REQUIRED ACTION: The expected output is every line below, reproduced exactly.
START INPUT
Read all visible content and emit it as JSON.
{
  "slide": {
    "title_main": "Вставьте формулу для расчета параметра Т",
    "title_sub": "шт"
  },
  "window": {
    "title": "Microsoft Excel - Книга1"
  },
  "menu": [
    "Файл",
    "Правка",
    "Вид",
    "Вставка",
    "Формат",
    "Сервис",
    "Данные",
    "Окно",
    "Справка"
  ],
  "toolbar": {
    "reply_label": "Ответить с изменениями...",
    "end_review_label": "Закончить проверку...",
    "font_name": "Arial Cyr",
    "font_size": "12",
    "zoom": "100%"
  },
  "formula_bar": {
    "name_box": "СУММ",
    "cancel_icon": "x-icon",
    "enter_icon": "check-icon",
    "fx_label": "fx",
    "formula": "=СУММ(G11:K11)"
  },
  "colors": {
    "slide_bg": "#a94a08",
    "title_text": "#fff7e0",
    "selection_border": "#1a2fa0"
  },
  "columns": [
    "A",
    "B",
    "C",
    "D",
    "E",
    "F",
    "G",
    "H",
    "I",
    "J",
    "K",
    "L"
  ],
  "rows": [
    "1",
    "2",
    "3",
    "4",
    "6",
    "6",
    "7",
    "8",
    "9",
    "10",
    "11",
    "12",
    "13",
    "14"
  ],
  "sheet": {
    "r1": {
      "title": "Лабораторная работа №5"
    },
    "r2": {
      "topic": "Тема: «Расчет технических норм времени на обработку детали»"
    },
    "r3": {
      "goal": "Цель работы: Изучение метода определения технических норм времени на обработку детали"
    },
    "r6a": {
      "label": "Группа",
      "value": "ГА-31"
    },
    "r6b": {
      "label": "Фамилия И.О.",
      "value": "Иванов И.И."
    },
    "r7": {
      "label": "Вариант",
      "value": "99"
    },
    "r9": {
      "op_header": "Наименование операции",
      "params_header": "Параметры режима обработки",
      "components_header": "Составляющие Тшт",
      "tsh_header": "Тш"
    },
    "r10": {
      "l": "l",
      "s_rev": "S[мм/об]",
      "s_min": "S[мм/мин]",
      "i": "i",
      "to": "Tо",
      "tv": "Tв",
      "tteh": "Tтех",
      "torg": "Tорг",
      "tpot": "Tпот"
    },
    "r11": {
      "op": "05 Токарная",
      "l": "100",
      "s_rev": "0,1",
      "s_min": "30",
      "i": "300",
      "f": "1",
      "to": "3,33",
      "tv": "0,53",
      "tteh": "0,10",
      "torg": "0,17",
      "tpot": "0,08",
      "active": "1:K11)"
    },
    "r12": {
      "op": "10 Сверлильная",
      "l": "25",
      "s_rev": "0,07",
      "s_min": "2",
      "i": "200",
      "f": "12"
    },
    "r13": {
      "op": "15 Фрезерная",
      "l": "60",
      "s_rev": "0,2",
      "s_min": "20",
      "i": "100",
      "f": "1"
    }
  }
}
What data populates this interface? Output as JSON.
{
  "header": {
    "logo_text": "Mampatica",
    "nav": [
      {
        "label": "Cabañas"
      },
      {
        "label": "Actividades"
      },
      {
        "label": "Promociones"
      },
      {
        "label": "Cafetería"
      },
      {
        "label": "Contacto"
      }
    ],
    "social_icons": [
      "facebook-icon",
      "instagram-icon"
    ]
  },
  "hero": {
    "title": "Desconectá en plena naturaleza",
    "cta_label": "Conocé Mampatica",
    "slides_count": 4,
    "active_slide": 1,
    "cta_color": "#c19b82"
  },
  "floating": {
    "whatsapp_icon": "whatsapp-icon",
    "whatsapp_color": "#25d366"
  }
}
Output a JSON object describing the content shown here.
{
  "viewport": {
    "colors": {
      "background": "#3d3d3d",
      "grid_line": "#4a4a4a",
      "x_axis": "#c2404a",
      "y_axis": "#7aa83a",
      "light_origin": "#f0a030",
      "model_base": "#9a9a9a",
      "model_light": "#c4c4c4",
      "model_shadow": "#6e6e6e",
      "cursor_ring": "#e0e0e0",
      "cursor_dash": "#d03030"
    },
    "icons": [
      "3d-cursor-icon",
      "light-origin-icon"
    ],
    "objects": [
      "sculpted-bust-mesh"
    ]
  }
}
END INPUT
EXERCISE OUTPUT:
Read all visible content and emit it as JSON.
{
  "slide": {
    "title_main": "Вставьте формулу для расчета параметра Т",
    "title_sub": "шт"
  },
  "window": {
    "title": "Microsoft Excel - Книга1"
  },
  "menu": [
    "Файл",
    "Правка",
    "Вид",
    "Вставка",
    "Формат",
    "Сервис",
    "Данные",
    "Окно",
    "Справка"
  ],
  "toolbar": {
    "reply_label": "Ответить с изменениями...",
    "end_review_label": "Закончить проверку...",
    "font_name": "Arial Cyr",
    "font_size": "12",
    "zoom": "100%"
  },
  "formula_bar": {
    "name_box": "СУММ",
    "cancel_icon": "x-icon",
    "enter_icon": "check-icon",
    "fx_label": "fx",
    "formula": "=СУММ(G11:K11)"
  },
  "colors": {
    "slide_bg": "#a94a08",
    "title_text": "#fff7e0",
    "selection_border": "#1a2fa0"
  },
  "columns": [
    "A",
    "B",
    "C",
    "D",
    "E",
    "F",
    "G",
    "H",
    "I",
    "J",
    "K",
    "L"
  ],
  "rows": [
    "1",
    "2",
    "3",
    "4",
    "6",
    "6",
    "7",
    "8",
    "9",
    "10",
    "11",
    "12",
    "13",
    "14"
  ],
  "sheet": {
    "r1": {
      "title": "Лабораторная работа №5"
    },
    "r2": {
      "topic": "Тема: «Расчет технических норм времени на обработку детали»"
    },
    "r3": {
      "goal": "Цель работы: Изучение метода определения технических норм времени на обработку детали"
    },
    "r6a": {
      "label": "Группа",
      "value": "ГА-31"
    },
    "r6b": {
      "label": "Фамилия И.О.",
      "value": "Иванов И.И."
    },
    "r7": {
      "label": "Вариант",
      "value": "99"
    },
    "r9": {
      "op_header": "Наименование операции",
      "params_header": "Параметры режима обработки",
      "components_header": "Составляющие Тшт",
      "tsh_header": "Тш"
    },
    "r10": {
      "l": "l",
      "s_rev": "S[мм/об]",
      "s_min": "S[мм/мин]",
      "i": "i",
      "to": "Tо",
      "tv": "Tв",
      "tteh": "Tтех",
      "torg": "Tорг",
      "tpot": "Tпот"
    },
    "r11": {
      "op": "05 Токарная",
      "l": "100",
      "s_rev": "0,1",
      "s_min": "30",
      "i": "300",
      "f": "1",
      "to": "3,33",
      "tv": "0,53",
      "tteh": "0,10",
      "torg": "0,17",
      "tpot": "0,08",
      "active": "1:K11)"
    },
    "r12": {
      "op": "10 Сверлильная",
      "l": "25",
      "s_rev": "0,07",
      "s_min": "2",
      "i": "200",
      "f": "12"
    },
    "r13": {
      "op": "15 Фрезерная",
      "l": "60",
      "s_rev": "0,2",
      "s_min": "20",
      "i": "100",
      "f": "1"
    }
  }
}
What data populates this interface? Output as JSON.
{
  "header": {
    "logo_text": "Mampatica",
    "nav": [
      {
        "label": "Cabañas"
      },
      {
        "label": "Actividades"
      },
      {
        "label": "Promociones"
      },
      {
        "label": "Cafetería"
      },
      {
        "label": "Contacto"
      }
    ],
    "social_icons": [
      "facebook-icon",
      "instagram-icon"
    ]
  },
  "hero": {
    "title": "Desconectá en plena naturaleza",
    "cta_label": "Conocé Mampatica",
    "slides_count": 4,
    "active_slide": 1,
    "cta_color": "#c19b82"
  },
  "floating": {
    "whatsapp_icon": "whatsapp-icon",
    "whatsapp_color": "#25d366"
  }
}
Output a JSON object describing the content shown here.
{
  "viewport": {
    "colors": {
      "background": "#3d3d3d",
      "grid_line": "#4a4a4a",
      "x_axis": "#c2404a",
      "y_axis": "#7aa83a",
      "light_origin": "#f0a030",
      "model_base": "#9a9a9a",
      "model_light": "#c4c4c4",
      "model_shadow": "#6e6e6e",
      "cursor_ring": "#e0e0e0",
      "cursor_dash": "#d03030"
    },
    "icons": [
      "3d-cursor-icon",
      "light-origin-icon"
    ],
    "objects": [
      "sculpted-bust-mesh"
    ]
  }
}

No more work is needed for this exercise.